• Task prompt
Select from the records below every line that has the word "selected" in it.

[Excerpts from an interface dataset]
<<<<
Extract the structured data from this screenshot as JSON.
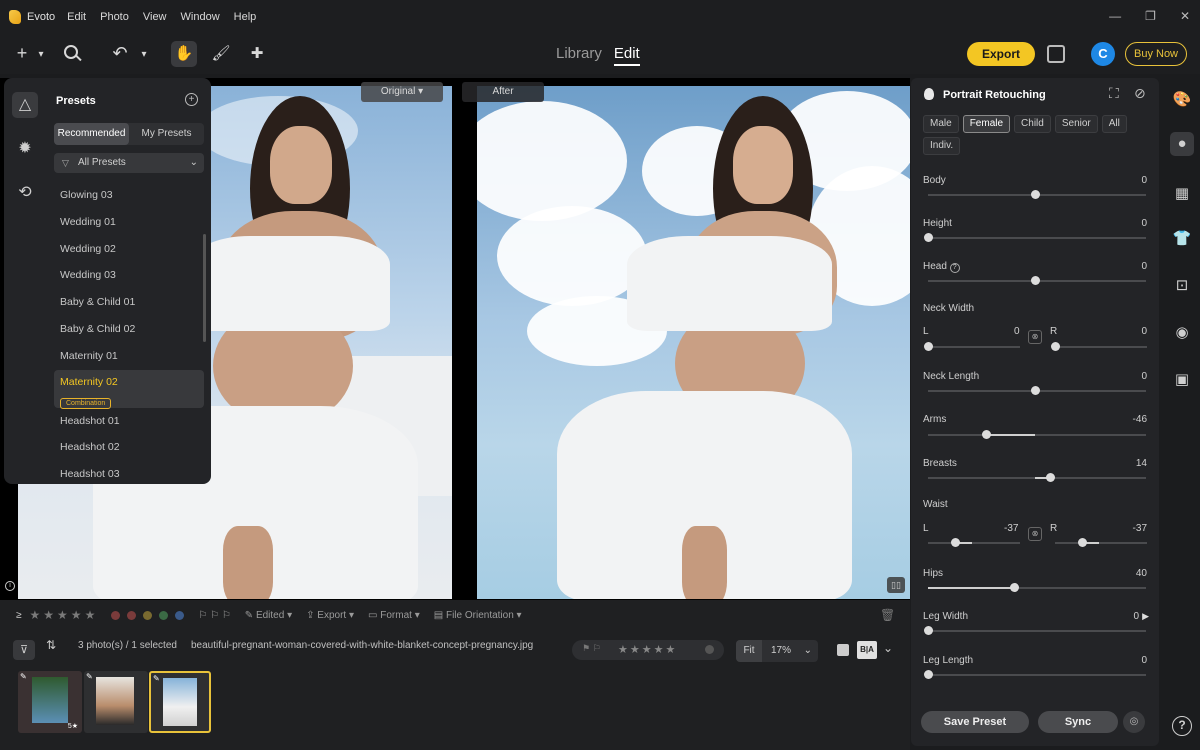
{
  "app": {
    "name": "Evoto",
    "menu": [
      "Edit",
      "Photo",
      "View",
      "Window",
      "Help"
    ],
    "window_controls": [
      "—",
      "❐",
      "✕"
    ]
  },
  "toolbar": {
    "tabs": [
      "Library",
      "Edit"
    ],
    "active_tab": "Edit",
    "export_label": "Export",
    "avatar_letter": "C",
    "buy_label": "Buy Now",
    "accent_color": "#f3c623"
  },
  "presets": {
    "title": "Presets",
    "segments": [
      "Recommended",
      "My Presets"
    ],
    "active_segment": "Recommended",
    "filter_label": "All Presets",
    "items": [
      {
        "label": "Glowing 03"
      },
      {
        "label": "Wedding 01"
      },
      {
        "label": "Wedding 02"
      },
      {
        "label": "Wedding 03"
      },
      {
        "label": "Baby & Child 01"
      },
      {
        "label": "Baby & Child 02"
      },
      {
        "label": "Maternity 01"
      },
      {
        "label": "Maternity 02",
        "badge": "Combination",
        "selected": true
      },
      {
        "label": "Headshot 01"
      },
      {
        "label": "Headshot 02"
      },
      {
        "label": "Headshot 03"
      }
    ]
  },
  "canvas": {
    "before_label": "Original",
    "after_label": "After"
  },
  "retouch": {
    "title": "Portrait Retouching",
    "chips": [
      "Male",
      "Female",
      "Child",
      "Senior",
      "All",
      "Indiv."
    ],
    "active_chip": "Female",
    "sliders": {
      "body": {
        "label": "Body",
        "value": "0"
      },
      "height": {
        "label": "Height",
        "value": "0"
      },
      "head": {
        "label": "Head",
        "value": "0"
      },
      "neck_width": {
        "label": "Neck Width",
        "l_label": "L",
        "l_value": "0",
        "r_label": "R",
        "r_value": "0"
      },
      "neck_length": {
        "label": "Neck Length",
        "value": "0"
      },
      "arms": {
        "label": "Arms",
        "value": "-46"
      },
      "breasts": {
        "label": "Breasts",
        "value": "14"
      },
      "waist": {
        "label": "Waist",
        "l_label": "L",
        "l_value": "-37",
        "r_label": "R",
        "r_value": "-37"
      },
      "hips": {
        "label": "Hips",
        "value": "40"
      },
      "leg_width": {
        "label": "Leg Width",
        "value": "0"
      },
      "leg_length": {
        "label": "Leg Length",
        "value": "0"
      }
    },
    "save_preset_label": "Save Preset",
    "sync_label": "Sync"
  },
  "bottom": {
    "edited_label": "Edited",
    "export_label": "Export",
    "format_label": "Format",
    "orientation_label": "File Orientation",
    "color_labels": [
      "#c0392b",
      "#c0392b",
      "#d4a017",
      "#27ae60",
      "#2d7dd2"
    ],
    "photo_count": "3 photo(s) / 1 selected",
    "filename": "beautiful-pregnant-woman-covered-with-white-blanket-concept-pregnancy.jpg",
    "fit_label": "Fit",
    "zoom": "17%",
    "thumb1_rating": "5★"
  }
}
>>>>
• Response to the task
        "selected": true
    "photo_count": "3 photo(s) / 1 selected",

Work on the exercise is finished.